[TASK STATEMENT] Your answer must be a single number: how many lines in the records below contain the word "Version".

[LISTED RECORDS]
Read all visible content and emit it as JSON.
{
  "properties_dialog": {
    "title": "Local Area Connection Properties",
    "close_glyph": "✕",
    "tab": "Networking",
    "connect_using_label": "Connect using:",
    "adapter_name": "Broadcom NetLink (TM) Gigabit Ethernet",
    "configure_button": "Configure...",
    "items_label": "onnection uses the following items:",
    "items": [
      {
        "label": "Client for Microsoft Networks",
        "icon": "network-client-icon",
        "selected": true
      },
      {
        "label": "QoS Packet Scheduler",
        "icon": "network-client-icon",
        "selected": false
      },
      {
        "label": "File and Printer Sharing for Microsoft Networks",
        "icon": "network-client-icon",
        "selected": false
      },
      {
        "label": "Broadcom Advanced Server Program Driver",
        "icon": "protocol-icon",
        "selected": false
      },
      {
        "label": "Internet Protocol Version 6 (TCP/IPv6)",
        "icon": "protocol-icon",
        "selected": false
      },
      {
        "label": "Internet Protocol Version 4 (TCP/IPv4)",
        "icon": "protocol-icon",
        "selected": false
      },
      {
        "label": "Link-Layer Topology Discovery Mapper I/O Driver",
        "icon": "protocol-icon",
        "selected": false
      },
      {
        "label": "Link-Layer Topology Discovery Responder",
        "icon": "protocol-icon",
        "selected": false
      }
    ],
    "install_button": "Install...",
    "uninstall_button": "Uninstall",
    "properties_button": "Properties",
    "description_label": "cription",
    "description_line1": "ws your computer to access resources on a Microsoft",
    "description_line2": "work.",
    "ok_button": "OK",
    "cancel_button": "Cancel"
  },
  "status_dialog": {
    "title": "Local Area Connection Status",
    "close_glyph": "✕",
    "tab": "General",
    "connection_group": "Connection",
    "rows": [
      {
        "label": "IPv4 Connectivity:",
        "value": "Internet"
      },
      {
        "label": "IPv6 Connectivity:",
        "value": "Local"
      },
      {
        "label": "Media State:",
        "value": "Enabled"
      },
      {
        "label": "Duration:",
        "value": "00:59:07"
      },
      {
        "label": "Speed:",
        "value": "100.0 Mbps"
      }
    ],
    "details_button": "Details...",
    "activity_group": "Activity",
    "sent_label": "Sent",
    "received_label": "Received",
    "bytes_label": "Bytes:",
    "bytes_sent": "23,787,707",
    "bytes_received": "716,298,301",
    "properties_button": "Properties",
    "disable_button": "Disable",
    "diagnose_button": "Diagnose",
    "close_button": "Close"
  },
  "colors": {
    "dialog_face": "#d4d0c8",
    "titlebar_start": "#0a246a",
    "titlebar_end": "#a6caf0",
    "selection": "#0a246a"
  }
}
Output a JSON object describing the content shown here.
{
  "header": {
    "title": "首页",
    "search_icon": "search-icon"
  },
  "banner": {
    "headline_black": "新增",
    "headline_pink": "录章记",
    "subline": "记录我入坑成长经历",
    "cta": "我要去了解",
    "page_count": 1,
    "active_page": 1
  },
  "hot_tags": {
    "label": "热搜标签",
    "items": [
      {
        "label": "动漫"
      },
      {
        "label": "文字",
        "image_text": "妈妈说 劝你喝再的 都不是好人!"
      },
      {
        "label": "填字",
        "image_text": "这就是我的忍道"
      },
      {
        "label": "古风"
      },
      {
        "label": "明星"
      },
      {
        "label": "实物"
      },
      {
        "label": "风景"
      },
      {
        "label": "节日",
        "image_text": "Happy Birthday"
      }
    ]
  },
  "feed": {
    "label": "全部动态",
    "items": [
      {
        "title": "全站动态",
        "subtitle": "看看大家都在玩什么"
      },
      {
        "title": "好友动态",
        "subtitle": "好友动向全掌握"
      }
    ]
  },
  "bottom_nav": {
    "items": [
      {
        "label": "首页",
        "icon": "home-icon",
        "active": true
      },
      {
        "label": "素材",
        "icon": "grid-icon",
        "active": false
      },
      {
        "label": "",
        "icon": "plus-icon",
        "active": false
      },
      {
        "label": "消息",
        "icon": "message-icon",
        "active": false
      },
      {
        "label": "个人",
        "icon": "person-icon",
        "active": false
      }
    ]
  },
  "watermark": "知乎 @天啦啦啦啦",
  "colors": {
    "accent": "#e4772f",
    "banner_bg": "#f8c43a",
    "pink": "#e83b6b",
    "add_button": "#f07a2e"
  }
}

[SOLUTION] 2